Over the weekend, the Lightning reassigned 22 players to Syracuse or to a designated Junior team. As I mentioned above, the camp roster is now at 36 players. Of those 36, three are injured: Mattias Ohlund, Brian Lee and Dylan Blujus. So in reality, the Lightning have 33 left in camp. Which means that 10 more players must be cut before opening night. These will not be easy decisions for the organization, given how well everyone has played so far in camp.
But this is a “good” problem to have. Competition raises the bar for everyone, established veterans included. Furthermore, those who don’t make the opening night roster aren’t exactly going to be banished from the NHL. All it means is that they won’t start the season in the NHL, not that they won’t finish the year with the Bolts. Think back to last year and recall all of the players who weren’t with the Bolts at the start of the season, but came up from Syracuse later and made an impact: Alex Killorn, Tyler Johnson, Ondrej Palat, Richard Panik, Radko Gudas, just to name a few.
My point is that the decisions about who stays and who doesn’t aren’t permanent. They are temporary.
Technically, this one has nothing to do with the Lightning’s camp specifically. But in Saturday’s game against the Panthers, fans got a rare chance to see 3-on-3 hockey in overtime. (It resulted from coincidental minor penalties). The 3-on-3 began with about 35 seconds left in overtime and lasted nearly 30 seconds, until the Lightning took a penalty in the closing moments. In that half-minute, the action was scintillating. Steven Stamkos nearly scored on an in-alone chance and the Panthers had a couple of glorious opportunities on Bishop (which led to the Tampa Bay penalty).
At various points over the last few seasons, we’ve heard rumblings about potential proposals to tweak the current OT setup, with the hopes of reducing the number of games decided via the shootout. One such proposal had the teams playing five minutes of 4-on-4, followed by five minutes of 3-on-3. Only after 10 minutes of scoreless OT action would a game go to a shootout.
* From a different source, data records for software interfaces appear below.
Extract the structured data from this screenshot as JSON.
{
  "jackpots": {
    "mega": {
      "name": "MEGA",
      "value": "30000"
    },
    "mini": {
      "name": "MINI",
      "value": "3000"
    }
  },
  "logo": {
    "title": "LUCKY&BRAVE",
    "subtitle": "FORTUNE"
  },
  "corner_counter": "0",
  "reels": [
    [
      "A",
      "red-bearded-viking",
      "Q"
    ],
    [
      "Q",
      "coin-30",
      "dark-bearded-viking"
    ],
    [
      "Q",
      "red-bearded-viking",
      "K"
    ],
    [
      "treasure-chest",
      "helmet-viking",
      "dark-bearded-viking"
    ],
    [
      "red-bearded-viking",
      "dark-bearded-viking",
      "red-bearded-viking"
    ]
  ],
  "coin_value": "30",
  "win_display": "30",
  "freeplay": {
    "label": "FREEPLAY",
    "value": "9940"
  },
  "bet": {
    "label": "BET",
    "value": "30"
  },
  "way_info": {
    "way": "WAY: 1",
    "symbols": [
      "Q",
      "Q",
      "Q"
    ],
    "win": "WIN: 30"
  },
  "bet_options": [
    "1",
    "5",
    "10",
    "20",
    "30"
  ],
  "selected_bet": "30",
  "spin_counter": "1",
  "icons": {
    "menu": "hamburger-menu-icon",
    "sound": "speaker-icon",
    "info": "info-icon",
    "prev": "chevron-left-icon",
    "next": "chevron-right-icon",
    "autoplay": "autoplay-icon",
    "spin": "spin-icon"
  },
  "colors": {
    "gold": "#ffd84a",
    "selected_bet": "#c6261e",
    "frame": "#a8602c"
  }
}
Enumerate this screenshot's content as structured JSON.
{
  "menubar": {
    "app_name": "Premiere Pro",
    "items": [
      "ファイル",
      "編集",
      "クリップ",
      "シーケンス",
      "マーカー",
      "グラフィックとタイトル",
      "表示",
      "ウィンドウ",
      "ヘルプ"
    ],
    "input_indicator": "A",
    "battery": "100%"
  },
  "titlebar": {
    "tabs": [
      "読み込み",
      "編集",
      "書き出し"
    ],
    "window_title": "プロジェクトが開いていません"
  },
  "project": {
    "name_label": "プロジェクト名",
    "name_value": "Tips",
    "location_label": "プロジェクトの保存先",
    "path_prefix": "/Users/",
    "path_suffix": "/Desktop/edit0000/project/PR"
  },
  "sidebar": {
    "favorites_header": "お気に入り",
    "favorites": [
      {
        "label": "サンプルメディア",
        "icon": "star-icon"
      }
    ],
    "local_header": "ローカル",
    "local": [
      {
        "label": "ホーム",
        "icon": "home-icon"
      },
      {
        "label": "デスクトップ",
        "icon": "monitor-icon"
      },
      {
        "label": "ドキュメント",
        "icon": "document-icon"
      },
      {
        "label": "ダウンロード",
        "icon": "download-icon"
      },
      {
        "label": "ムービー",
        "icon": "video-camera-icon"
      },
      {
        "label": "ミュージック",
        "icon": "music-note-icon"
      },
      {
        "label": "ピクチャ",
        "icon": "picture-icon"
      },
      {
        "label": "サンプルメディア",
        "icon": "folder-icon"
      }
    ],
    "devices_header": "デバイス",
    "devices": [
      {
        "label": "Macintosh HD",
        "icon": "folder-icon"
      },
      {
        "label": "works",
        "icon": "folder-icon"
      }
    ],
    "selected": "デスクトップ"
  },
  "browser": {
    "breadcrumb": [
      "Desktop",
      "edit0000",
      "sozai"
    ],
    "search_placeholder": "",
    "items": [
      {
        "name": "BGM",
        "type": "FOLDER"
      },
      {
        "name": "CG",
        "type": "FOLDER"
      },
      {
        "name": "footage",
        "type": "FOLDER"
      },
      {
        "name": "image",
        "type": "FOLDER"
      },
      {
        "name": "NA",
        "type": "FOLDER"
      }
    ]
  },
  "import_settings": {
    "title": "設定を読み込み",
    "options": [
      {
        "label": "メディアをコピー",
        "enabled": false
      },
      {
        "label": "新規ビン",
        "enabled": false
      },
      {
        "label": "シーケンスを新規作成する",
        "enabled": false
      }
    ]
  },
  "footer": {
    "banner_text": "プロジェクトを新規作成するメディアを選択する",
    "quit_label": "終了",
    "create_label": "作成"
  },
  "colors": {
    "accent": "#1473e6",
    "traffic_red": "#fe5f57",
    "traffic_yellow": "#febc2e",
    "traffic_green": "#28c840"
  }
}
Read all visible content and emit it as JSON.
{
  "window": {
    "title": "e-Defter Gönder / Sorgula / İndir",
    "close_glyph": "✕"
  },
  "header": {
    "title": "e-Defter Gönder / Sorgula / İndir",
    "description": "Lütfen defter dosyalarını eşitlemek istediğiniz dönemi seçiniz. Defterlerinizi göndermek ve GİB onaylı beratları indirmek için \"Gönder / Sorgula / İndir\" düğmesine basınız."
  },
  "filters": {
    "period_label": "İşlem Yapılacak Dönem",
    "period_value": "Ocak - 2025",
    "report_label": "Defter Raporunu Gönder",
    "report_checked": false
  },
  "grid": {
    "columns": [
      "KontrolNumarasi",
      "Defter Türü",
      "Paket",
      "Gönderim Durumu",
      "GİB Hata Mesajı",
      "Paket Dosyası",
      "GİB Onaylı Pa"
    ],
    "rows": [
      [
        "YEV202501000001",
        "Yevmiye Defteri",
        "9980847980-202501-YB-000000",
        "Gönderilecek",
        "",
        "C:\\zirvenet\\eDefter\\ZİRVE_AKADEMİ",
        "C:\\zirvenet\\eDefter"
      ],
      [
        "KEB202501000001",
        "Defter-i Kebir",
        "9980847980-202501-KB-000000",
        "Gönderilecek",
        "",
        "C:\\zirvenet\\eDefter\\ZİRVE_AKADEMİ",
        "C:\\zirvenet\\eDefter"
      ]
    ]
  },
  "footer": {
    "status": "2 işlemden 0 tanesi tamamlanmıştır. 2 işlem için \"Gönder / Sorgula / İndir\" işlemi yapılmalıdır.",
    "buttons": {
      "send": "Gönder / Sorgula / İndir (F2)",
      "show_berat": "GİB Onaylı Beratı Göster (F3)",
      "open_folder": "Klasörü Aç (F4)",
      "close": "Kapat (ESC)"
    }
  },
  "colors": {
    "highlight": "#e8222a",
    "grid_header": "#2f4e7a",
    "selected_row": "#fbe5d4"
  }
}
I don’t know if 3-on-3 play will ever make it into NHL overtime. But if Saturday’s sample was any indication, not only would 3-on-3 hockey drastically cut down the number of shootouts, it would be very exciting to watch.